The thyroid gland is a small butterfly shaped gland located toward the bottom front of the neck. This gland uses iodine to produce two thyroid hormones known as T3 and T4. This gland is controlled within the brain through the pituitary gland and hypothalamus, which can recognize when thyroid hormones are too low or too high, and can signal to the thyroid gland to produce more thyroid hormones when needed. The thyroid hormones control the way the body uses energy and when there aren’t enough hormones being produced, the body slows down which can affect nearly every organ within the body. This can slow the metabolism, cause fatigue, weight gain, pain, inflammation, depression, ect.
So, to help maintain thyroid function, certain nutrients and antioxidants within our food play an important role, and one of these nutrients is vital for thyroid function. These nutrients include Iodine, which the body converts to thyroid hormones and is vital for production or T3 and T4 hormones. Iodine is not produced by the body, so it must be consumed through food or the thyroid can not function properly. Two other nutrients that help boost thyroid production are Selenium and Zinc. Both of these nutrients can be found in many foods that we consume, however selenium is also found naturally within the thyroid.

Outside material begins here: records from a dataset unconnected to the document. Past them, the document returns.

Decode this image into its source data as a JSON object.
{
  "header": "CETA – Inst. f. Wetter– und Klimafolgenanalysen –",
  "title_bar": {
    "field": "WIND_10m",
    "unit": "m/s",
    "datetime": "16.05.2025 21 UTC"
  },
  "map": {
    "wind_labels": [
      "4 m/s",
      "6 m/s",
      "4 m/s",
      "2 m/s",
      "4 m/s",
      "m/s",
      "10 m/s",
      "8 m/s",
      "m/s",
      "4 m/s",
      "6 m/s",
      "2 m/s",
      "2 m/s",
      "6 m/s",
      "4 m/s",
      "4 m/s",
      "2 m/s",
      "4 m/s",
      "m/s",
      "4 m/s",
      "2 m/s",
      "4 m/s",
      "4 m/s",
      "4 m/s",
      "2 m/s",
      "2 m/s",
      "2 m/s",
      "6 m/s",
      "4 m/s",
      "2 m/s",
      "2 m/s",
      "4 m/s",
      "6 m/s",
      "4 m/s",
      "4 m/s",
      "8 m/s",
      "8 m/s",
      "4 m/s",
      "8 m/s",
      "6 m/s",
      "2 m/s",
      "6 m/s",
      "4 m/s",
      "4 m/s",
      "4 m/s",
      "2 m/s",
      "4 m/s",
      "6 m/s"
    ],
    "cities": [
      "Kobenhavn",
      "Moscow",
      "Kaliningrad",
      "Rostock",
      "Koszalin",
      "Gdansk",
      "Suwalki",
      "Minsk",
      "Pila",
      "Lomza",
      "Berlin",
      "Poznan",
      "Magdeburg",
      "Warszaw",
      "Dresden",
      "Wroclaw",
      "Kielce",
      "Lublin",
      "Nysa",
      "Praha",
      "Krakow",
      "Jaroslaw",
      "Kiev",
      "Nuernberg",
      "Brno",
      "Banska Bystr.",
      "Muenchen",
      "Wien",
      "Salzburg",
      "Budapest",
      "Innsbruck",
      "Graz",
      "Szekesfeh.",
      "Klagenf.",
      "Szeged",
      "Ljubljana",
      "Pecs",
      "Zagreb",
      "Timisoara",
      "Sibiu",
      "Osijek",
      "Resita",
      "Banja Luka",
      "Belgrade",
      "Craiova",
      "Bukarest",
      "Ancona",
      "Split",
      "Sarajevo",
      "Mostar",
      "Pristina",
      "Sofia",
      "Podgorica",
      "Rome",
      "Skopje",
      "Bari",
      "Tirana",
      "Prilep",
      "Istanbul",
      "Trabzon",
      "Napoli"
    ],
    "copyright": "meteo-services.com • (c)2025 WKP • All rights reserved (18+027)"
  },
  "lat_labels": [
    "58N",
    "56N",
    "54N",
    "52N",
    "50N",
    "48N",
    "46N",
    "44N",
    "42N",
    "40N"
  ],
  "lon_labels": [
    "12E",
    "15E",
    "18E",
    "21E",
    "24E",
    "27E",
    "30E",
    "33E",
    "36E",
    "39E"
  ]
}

When it comes to eating, what we put in our bodies definitely matters when trying to boost thyroid hormones. Some great options to consider would be brazil nuts or yellow fin tuna which are loaded with selenium. Seaweed, celtic sea salt, dairy, whole eggs, or water fish are great sources for iodine. If you are looking for foods packed with zinc, try adding in some oysters, grass fed beef, yogurt, or pumpkin seeds.
There are also certain foods that should be avoided, including goitrogens which interfere with iodine uptake and have the potential to decrease thyroid hormone production. Goitrogens are mainly found in cruciferous vegetables. Soy is also another food that may interfere with how the body produces thyroid hormones and is best to be avoided. Focus on increasing nutrient dense foods and minimizing processed foods to help boost energy and improve weight management.

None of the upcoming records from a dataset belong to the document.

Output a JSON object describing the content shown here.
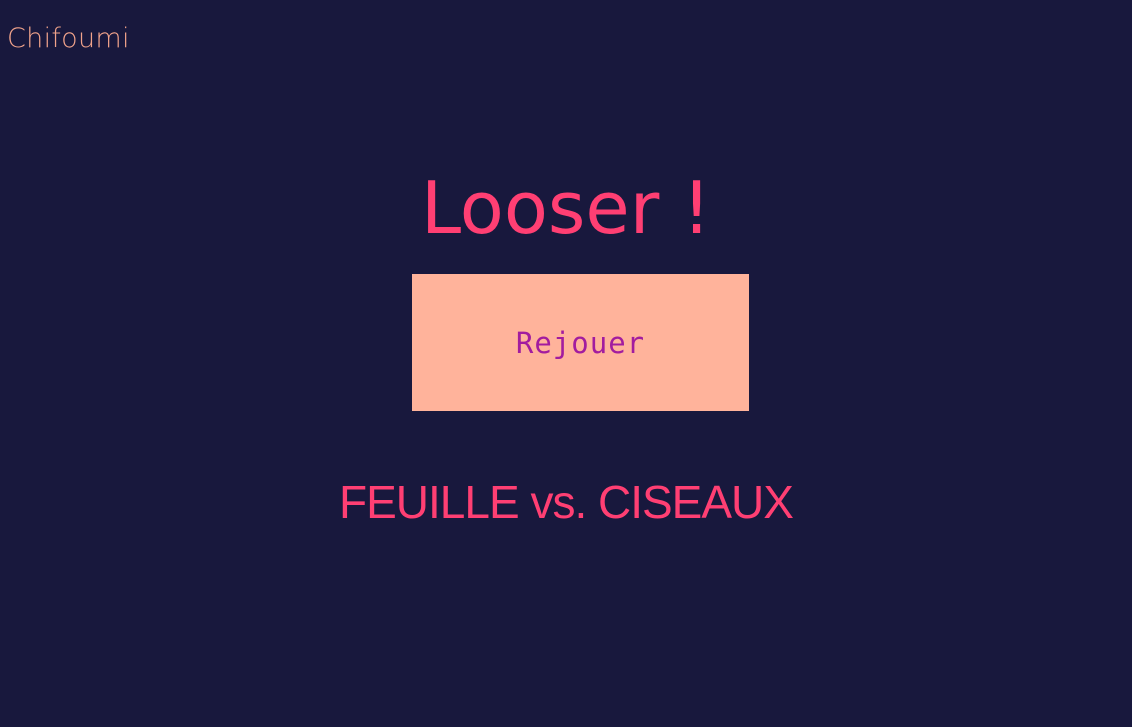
{
  "header": {
    "brand": "Chifoumi"
  },
  "game": {
    "result": "Looser !",
    "replay_label": "Rejouer",
    "matchup": "FEUILLE vs. CISEAUX"
  },
  "colors": {
    "background": "#18183d",
    "brand": "#f1a38b",
    "accent": "#ff3f73",
    "button_bg": "#ffb39b",
    "button_text": "#a21c9f"
  }
}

There are many medical conditions that lead to hypothyroidism, and while medication may be necessary for many individuals, there are also many foods that can help boost thyroid function that are great to consider in addition. As a good rule of thumb, it is always important to first check with your doctor before making any dietary changes as some foods may interfere with certain medications.
By Tara Carlton